Suppose we go back to 1870 and envision future scenarios for four interesting and promising countries.
Britain: The incumbent, the pioneer of the industrial revolution, home of Newton and Darwin, with a head start on building institutions, with sound economic policy and deep integration with a global empire.
Germany: The rising power of Europe, rapidly catching up with the frontier (and ahead of Britain in some fields). More centralisation of power, which perhaps gave an edge in certain things.
The US: A vast country blessed with a great constitution, inhabited by a colourful cast of characters drawn from the mavericks, misfits, nutcases and adventurers of Europe.
Argentina: A vast country with boundless prospects, sound policies after 1852, and tightly integrated into globalisation on both trade and capital.
You’re probably thinking: ‘Argentina?’ But in the middle of the 19th century, there were many people who thought that Argentina had better prospects than the US. From 1850 to 1930, Argentina did astonishingly well. In particular, from 1880 to 1905, GDP growth averaged 8% over 25 years, which was unheard of in those years.
With the benefit of hindsight, we know what happened. Argentina collapsed into illiberal populism (first into socialism/fascism (1930) and then into Peronism (1946)). Germany collapsed into nationalism and militarism. The US and the UK managed to build liberal democracies.
With this framing, let’s ask about how India and China will work out in coming decades.
Will India make it to good institutions, like the UK or the US? Or will India collapse into illiberal populism, much like Argentina did? All too often, the Indian elite tends to take good outcomes in the deep future for granted. I am not so sure and it is worth worrying about the foundations of liberal democracy and a market economy.
Given the weak foundations of liberal ideas in India, political freedom is not something to take for granted.
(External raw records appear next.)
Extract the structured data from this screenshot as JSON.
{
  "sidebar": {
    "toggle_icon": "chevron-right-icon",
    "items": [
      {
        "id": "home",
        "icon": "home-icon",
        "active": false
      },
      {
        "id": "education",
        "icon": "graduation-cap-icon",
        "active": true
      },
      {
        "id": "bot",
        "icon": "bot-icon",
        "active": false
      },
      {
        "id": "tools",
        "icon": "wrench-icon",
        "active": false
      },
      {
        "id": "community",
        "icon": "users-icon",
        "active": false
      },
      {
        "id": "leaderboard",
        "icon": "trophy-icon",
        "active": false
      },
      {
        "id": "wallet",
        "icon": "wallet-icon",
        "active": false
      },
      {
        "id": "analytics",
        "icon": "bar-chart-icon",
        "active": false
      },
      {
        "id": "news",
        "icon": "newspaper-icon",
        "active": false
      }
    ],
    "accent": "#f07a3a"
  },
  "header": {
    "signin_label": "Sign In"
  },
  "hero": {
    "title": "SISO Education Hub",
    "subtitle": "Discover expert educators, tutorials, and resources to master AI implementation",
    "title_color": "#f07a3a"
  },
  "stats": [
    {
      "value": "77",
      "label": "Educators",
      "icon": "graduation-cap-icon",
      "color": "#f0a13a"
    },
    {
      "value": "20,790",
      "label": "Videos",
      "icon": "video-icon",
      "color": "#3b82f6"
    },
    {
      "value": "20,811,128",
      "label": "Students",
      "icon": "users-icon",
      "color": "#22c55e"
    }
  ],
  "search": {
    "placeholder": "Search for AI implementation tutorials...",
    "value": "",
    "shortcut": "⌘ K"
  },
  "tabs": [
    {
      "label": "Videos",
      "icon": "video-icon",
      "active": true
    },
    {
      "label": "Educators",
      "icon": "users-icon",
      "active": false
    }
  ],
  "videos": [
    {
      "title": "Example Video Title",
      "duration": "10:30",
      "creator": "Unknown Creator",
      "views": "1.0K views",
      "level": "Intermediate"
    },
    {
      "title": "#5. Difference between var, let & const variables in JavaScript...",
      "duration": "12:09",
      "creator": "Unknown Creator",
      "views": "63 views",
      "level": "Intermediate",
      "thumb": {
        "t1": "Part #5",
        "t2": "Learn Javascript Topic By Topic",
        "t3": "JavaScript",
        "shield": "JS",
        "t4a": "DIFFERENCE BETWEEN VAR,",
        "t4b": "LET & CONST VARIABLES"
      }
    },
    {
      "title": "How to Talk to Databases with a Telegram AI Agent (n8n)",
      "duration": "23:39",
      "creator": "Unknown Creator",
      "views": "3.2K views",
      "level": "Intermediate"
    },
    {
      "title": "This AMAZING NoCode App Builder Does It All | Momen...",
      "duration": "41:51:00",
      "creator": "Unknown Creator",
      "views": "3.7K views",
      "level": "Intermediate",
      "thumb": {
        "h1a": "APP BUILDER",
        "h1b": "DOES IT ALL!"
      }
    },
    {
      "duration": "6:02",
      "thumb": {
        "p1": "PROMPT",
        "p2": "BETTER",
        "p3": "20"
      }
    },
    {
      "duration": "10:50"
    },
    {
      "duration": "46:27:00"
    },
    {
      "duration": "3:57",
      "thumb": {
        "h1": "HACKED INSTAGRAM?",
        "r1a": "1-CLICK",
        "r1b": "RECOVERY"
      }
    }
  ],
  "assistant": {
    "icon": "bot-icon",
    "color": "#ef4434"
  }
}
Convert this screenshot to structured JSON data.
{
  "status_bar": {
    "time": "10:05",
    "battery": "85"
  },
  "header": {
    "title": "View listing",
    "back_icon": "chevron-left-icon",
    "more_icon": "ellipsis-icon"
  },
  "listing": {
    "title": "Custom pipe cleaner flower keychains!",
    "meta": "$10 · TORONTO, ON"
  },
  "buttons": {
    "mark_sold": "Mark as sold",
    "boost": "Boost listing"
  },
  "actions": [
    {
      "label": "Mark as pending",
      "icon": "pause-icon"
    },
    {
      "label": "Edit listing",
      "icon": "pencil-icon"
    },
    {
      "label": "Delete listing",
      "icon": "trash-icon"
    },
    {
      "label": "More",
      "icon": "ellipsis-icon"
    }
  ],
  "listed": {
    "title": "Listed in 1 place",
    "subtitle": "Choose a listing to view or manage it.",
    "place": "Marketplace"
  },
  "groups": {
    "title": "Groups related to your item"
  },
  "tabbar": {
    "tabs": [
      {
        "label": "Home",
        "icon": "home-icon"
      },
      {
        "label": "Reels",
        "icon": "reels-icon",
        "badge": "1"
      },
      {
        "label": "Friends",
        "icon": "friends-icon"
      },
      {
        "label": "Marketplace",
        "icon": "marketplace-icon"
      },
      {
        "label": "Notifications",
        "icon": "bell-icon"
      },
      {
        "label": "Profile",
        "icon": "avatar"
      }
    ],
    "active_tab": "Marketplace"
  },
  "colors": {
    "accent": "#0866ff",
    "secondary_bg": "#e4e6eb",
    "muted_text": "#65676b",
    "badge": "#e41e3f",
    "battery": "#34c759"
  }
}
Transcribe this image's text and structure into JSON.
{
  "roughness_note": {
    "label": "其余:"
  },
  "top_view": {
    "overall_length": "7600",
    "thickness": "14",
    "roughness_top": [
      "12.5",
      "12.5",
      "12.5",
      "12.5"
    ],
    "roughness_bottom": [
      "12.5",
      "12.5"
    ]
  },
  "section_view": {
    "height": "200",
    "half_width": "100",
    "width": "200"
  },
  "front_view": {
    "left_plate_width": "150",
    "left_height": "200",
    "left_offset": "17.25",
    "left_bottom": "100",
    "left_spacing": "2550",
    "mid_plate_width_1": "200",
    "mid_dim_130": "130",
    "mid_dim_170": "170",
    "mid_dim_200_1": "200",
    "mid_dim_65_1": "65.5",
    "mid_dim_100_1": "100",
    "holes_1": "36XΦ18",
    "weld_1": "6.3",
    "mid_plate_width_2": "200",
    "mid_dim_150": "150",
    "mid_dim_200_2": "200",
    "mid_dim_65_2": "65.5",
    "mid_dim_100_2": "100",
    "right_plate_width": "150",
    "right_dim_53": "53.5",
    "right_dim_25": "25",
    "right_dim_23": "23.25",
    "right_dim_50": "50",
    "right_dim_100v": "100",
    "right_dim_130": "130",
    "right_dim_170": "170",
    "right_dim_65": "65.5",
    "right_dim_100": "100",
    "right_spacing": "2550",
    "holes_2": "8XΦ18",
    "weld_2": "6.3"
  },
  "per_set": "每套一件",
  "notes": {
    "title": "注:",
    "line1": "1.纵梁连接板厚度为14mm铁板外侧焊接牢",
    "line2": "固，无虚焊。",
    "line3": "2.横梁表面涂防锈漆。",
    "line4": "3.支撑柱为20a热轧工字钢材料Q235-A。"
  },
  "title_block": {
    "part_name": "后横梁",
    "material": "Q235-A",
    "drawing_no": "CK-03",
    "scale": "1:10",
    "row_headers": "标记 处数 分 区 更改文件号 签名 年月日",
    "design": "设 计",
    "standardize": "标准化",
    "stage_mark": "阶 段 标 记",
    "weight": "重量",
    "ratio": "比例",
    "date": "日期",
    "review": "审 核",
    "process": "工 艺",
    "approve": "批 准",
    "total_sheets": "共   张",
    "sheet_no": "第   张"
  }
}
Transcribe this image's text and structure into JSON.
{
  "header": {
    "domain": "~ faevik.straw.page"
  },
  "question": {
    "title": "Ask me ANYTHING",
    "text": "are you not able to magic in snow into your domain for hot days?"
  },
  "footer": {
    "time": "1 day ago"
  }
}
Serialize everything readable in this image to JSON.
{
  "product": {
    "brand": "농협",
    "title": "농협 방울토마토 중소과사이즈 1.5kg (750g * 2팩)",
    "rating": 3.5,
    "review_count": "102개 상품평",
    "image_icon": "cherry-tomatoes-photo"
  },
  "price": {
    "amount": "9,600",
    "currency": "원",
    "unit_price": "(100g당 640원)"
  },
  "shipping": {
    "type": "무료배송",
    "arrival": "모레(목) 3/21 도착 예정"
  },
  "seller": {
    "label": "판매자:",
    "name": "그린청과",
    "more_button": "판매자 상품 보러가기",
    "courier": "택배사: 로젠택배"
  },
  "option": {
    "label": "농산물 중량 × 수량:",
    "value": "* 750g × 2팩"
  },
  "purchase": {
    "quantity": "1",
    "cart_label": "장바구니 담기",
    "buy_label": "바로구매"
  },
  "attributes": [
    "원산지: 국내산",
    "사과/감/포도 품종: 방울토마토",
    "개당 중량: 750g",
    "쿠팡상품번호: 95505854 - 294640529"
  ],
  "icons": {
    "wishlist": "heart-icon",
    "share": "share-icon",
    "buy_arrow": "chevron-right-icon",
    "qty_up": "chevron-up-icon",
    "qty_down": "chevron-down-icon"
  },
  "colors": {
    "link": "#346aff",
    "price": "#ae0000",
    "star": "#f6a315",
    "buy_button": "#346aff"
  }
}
Given the weak foundations of market economics in India, economic freedom is not something to take for granted. Argentina’s binge of welfare programmes and populism is uncomfortably close to the instincts of most Indian politicians.
Will China make it to good institutions, like the UK or the US? Or will China descend into nationalism and militarism, much like Germany did?
The story of Argentina and Germany, from 1870 to 1914, reminds us that what works in a country for a short time is often not enough to carry the country through to a happy ending. Germany did very well from 1870 to 1914 (a full 44 years). Argentina did very well from 1850 to 1930 (a full 80 years) of which 50 years had really high growth.
To many people, the sustained success that we have seen in India has generated complacence. We have started trusting in our governance DNA, thinking that it has delivered results after 1979 and particularly after 1993. This complacence hinders the process of identifying incipient problems, criticising the status quo, and changing course.
The fact that a economic/political recipe worked well for a few decades does not mean that this recipe will continue to deliver. For a country to work out in the long run, it has to constantly nurture the foundations of liberal democracy and the market economy, and repeatedly reinvent itself.
In the late 19th century, growth rates were low in absolute terms, other than outlandish episodes like Argentina (1880-1905). Germany was the star performer of Europe over 1870-1914, with GDP growth of 2.9%. The UK did just 1.9% in this period. At 2.9% growth, GDP doubles each 24 years. In other words, the economy and the political system need to be reinvented in each generation.
At 7% growth, in India, we are getting a doubling of GDP every decade. This requires a reinvention of the economy and the political system every decade. But India presents a stark contrast with what’s required: we have grossly failed on modifying laws, government agencies, policy frameworks and world views at a rapid pace.